Bernard Sims has been dealt a double dose of bad luck: drought and downturn.
Staff Photo by Dan Henry
Jeff Southerland lays sod from Sims Sod farm in Catoosa county, Georgia, at Butch Brown's new residence in the Council Fire subdivision Wednesday afternoon. Drought and a slow housing market have made it difficult for local sod farmers to make ends meet.
The owner of Sims Sod Farm in Catoosa County, Mr. Sims has battled dry weather for the last two years, but as the economy and the housing market slow down so has the demand for sod.
“If the buildings are not being built and the yards are not being set, that affects our business,” he said Wednesday as his crew loaded a truck for a delivery to an East Brainerd subdivision.
This summer he lost about one-third of his nonirrigated sod and spent plenty of money on diesel-powered pumps to water his other fields.
“The rain will come when the good Lord’s willing,” Mr. Sims said. “Some times we question, don’t we?”
Mr. Sims is not sure which will improve first, but forecasters may have some good news on the drought front.
Current long-range forecasts from the National Weather Service’s Climate Prediction Center show Tennessee and Georgia’s northwestern corner show normal or slightly better than normal rain chances, while the state of Georgia has a strong chance for below-normal precipitation.
“From what I understand, that means either the drought will stay the same or it will improve,” said Dr. Luigi Romolo, a climatologist at the Southern Regional Climate Center in Baton Rouge, La. “It shouldn’t intensify.”
The 2009 Farmers’ Almanac is more optimistic, predicting “above normal conditions” for winter precipitation in the South. The Almanac sums up the winter as “brisk and wet” in the Southeast and “sizzlin’ and soggy” for the summer.
Winter rains can help replenish reservoirs more quickly than spring or summer storms, according to Dr. Romolo, because cooler temperatures cut down on evaporation and vegetation that normally would suck up moisture is dormant.
“It does count more toward getting things back to normal,” he said.
“Normal” is something the region has not seen in some time when it comes to rainfall, according to Dr. William Schmitz, a climatologist at the Southeast Regional Climate Center in Chapel Hill, N.C.
September, October and November have actually been drier this year than the same time frame in 2007, Dr. Schmitz said, citing figures from the National Weather Service. The figures serve as a reminder that heavy rains from the remnants of Tropical Storm Fay helped, but didn’t quench the region’s 18-month thirst.

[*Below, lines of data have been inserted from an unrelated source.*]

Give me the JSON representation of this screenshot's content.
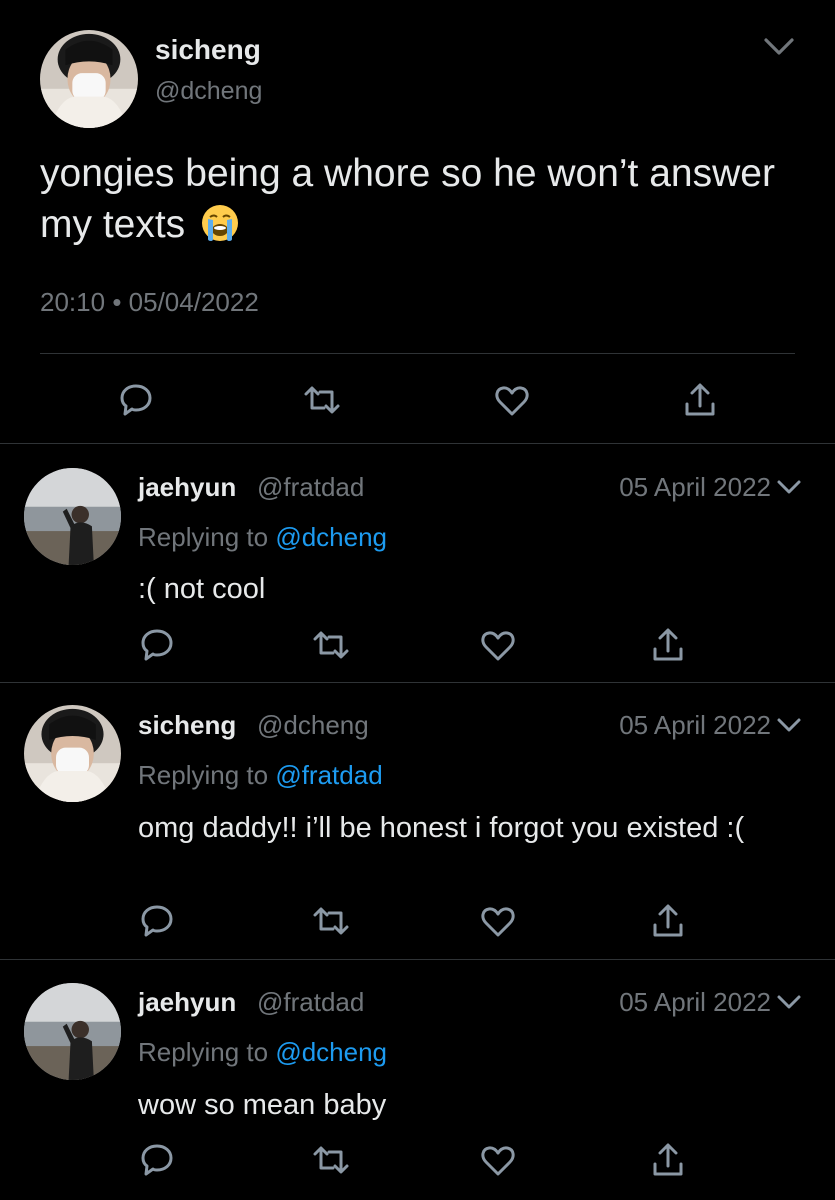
{
  "main_tweet": {
    "name": "sicheng",
    "handle": "@dcheng",
    "text": "yongies being a whore so he won’t answer my texts",
    "emoji": "loudly-crying-face-emoji",
    "time": "20:10",
    "separator": "•",
    "date": "05/04/2022",
    "actions": [
      "reply-icon",
      "retweet-icon",
      "like-icon",
      "share-icon"
    ]
  },
  "replies": [
    {
      "name": "jaehyun",
      "handle": "@fratdad",
      "date": "05 April 2022",
      "replying_prefix": "Replying to",
      "replying_to": "@dcheng",
      "text": ":( not cool"
    },
    {
      "name": "sicheng",
      "handle": "@dcheng",
      "date": "05 April 2022",
      "replying_prefix": "Replying to",
      "replying_to": "@fratdad",
      "text": "omg daddy!! i’ll be honest i forgot you existed :("
    },
    {
      "name": "jaehyun",
      "handle": "@fratdad",
      "date": "05 April 2022",
      "replying_prefix": "Replying to",
      "replying_to": "@dcheng",
      "text": "wow so mean baby"
    }
  ],
  "colors": {
    "background": "#000000",
    "text": "#e7e9ea",
    "secondary": "#71767b",
    "mention": "#1d9bf0",
    "divider": "#2f3336"
  }
}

“It hasn’t ended,” he said. “It’s the same drought.”
Before Friday’s rain, Chattanooga had received about 36 inches of precipitation this year, more than 10 inches below the average year-to-date figure.
Mr. Sims knows that deficit better than most.
“Our best situation would be about an inch a week,” he said.
Chattanooga didn’t receive an inch of rain in all of September, although its average is about 4.3 inches.
But those trends should change early in the new year, according to Sandi Duncan, the managing editor at The Farmer’s Almanac.
“February looks very wet and cold,” she said.
The Maine-based publication’s prediction of a wet winter was based on a proprietary mathematic and astronomical formula, she said.
“It does look like an overall wet winter, which should help the drought,” she said.
Mr. Sims said he hoped the more-rain forecast was correct.
“We in farming are always optimistic,” he said. “It’s always going to be a better year next year.”
Andy began working at the Times Free Press in July 2008 as a general assignment reporter before focusing on Northwest Georgia and Georgia politics in May of 2009. Before coming to the Times Free Press, Andy worked for the Anniston Star, the Rome News Tribune and the Campus Carrier at Berry College, where he graduated with a communications degree in 2006. He is pursuing a master’s degree in business administration at the University of Tennessee ...